From Oct. 19 to March 10, 2019, you'll get to experience an illuminating museum exhibition on Ruth Bader Ginsburg in Los Angeles. Both Angelenos and those visiting the city can soon learn more about the popular Supreme Court Justice and her personal and public life by heading over to the Skirball Cultural Center this autumn.
Skirball associate curator Cate Thurston and the authors of The Notorious RBG, Irin Carmon and Shana Knizhnik, are the brains behind the in-depth interactive exhibition, the first-ever of Ginsburg. The exhaustive display will celebrate the 25th anniversary of her appointment to the Supreme Court in August 1993.
The exhibition, titled "Notorious RBG: The Life and Times of Ruth Bader Ginsburg," couldn't be timelier, according to Thurston. "When we pitched this in 2016, it was a celebration of a feminist jurist who really embraces our core values — at the Skirball, we’re devoted to exploring the intersection of American democracy and Jewish values," Thurston told The Los Angeles Times.
The curator added, "I think it is still all those things, but there’s an urgency now to her message, and the message of the exhibition, which is 'work hard, stay the course, things will be difficult, but that doesn’t mean they’re hopeless.'"
Up close and personal, visitors will have the chance to see photos from Ginsburg's personal life, home videos, a look at her activism from her younger days, and Ginsburg's robe and jabot — the fancy collars you might have seen on her blouses (of which she has many) — among other things.
In the United States, cultural fanfare and praise seems to surround Ginsburg. Especially when it comes to millennials, Ginsburg appears to have a pull on the young minds. After all, she is the only Supreme Court justice who is popularly known as "The Notorious RBG" — the Supreme Court version of the Notorious B.I.G.'s name, if you will. She also has an entire Tumblr dedicated to her and run by Knizhnik. The tagline? "Justice Ruth Bader Ginsburg, in all her glory." And people seem interested in her workout routine, including comedian Stephen Colbert.
In remarks to The Los Angeles Times, Curston added, “Ruth Ginsburg is pure work; when things are difficult, you have to buckle down and keep going. That takeaway from her life feels really relevant. No matter how tense the present can feel, work matters. Staying the course has an impact."
According to Thurston, the exhibition will contextualize Ginsburg's legacy by showing "a larger story about the expansion of civil rights throughout the 19th, 20th and now 21st centuries." The curator said that the exhibition was "focused in on Justice Ginsburg’s life but teasing out key moments in American history."

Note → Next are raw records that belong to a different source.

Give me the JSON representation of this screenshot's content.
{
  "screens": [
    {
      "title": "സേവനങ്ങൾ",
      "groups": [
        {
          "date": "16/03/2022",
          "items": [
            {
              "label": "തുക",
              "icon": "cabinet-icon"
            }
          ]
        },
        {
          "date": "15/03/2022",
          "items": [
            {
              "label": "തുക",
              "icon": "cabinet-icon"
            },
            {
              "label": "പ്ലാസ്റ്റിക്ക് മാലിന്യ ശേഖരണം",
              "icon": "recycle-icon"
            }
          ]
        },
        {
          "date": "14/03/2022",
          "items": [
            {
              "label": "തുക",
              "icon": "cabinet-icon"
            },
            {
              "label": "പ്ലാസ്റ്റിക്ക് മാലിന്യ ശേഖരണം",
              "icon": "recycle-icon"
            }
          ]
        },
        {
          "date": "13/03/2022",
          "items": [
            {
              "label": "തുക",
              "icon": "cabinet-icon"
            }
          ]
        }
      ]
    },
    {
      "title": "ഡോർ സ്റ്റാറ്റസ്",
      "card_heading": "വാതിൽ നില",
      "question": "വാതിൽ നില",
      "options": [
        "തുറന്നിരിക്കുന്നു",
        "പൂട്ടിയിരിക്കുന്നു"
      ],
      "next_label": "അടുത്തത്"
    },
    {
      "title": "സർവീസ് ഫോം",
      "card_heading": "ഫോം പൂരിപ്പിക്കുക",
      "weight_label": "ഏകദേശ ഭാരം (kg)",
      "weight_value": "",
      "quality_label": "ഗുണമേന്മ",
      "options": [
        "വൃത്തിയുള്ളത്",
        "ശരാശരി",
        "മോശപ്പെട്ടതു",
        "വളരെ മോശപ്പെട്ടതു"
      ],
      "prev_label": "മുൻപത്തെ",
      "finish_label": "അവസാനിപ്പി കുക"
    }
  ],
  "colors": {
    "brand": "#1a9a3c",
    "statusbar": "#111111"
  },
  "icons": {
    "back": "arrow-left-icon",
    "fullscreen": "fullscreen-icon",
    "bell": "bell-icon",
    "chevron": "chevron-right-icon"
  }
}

One instance of such a context-based display would be to show visitors as a letter from former First Lady Eleanor Roosevelt to African-American civil rights activist Pauli Murray in 1938. At the same time, people will get to see photos of Ginsburg from her school years, a letter from her late husband, Martin D. Ginsburg, home videos of both in Venice, Italy. But there's more. Visitors will also have a chance to try on her robe or sit in a recreated interactive living room meant to depict Ginsburg's home in Brooklyn, and much more. For Ginsburg fans, it could be the ultimate opportunity to relive her life at an intimate distance.